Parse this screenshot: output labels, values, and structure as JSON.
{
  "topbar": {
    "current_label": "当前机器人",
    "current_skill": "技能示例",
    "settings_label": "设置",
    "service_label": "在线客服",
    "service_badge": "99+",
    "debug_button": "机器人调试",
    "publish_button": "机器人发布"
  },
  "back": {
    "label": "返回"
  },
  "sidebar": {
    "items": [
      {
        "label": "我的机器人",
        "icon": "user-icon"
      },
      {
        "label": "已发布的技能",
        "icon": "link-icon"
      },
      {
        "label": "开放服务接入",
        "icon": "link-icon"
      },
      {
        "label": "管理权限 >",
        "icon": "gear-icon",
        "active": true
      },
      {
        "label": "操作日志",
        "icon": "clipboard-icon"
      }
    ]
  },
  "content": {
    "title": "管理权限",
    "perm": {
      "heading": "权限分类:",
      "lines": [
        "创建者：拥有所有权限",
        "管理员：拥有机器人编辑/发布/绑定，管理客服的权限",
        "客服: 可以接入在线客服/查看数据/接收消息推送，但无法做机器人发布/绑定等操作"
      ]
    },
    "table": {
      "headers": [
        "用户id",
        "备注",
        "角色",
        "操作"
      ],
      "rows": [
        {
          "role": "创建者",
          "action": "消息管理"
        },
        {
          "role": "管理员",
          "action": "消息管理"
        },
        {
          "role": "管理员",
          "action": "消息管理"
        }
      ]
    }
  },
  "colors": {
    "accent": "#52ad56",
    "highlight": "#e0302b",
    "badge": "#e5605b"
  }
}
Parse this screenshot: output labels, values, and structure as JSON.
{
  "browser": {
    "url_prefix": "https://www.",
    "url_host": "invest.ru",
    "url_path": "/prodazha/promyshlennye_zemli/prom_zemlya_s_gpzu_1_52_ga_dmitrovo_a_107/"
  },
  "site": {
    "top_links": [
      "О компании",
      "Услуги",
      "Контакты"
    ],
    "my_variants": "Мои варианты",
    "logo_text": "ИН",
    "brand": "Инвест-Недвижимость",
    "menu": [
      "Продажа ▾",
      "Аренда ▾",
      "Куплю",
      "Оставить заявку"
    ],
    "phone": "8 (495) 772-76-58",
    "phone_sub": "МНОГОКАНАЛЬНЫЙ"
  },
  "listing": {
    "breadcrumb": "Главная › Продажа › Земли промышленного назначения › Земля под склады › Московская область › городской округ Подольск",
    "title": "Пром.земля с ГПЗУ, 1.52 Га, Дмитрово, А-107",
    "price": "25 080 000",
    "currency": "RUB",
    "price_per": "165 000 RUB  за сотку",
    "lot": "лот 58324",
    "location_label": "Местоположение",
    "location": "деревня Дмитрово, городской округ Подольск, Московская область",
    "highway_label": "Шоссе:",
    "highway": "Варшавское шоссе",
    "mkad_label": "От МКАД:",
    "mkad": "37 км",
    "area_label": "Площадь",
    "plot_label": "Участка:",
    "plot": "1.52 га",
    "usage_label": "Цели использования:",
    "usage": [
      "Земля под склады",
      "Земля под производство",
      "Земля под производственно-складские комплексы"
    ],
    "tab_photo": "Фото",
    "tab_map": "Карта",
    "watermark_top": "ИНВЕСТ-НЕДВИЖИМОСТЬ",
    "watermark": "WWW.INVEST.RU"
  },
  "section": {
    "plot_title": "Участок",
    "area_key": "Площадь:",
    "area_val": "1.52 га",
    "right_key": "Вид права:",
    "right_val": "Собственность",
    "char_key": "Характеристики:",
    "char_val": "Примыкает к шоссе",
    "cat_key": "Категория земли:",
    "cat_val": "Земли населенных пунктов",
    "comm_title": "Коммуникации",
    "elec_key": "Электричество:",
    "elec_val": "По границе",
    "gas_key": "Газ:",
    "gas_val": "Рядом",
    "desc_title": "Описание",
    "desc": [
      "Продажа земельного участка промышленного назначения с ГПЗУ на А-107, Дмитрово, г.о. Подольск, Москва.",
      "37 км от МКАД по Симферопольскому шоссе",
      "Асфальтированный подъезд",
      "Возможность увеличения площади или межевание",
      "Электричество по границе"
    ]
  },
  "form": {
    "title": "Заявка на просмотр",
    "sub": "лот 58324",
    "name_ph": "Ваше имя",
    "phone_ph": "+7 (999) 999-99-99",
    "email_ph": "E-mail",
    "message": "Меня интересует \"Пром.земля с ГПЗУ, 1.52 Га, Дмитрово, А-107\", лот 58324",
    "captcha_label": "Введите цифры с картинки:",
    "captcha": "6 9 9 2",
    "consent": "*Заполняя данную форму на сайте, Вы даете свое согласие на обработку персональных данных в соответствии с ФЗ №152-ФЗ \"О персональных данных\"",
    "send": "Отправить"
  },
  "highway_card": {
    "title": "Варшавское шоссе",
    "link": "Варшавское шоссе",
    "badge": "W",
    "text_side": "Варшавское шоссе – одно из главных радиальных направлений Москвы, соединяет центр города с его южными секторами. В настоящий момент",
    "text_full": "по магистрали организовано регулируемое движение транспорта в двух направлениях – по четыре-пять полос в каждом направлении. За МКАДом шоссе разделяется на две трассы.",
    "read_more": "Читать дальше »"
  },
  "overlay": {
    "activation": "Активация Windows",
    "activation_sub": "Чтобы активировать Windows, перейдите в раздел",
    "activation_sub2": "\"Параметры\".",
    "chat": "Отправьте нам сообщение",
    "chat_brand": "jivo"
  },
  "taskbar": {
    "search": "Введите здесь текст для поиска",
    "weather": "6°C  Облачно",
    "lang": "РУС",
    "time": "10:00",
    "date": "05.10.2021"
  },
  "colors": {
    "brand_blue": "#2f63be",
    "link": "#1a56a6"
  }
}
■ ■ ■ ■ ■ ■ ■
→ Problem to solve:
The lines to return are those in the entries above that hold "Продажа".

→ Expected answer:
      "Продажа ▾",
    "breadcrumb": "Главная › Продажа › Земли промышленного назначения › Земля под склады › Московская область › городской округ Подольск",
      "Продажа земельного участка промышленного назначения с ГПЗУ на А-107, Дмитрово, г.о. Подольск, Москва.",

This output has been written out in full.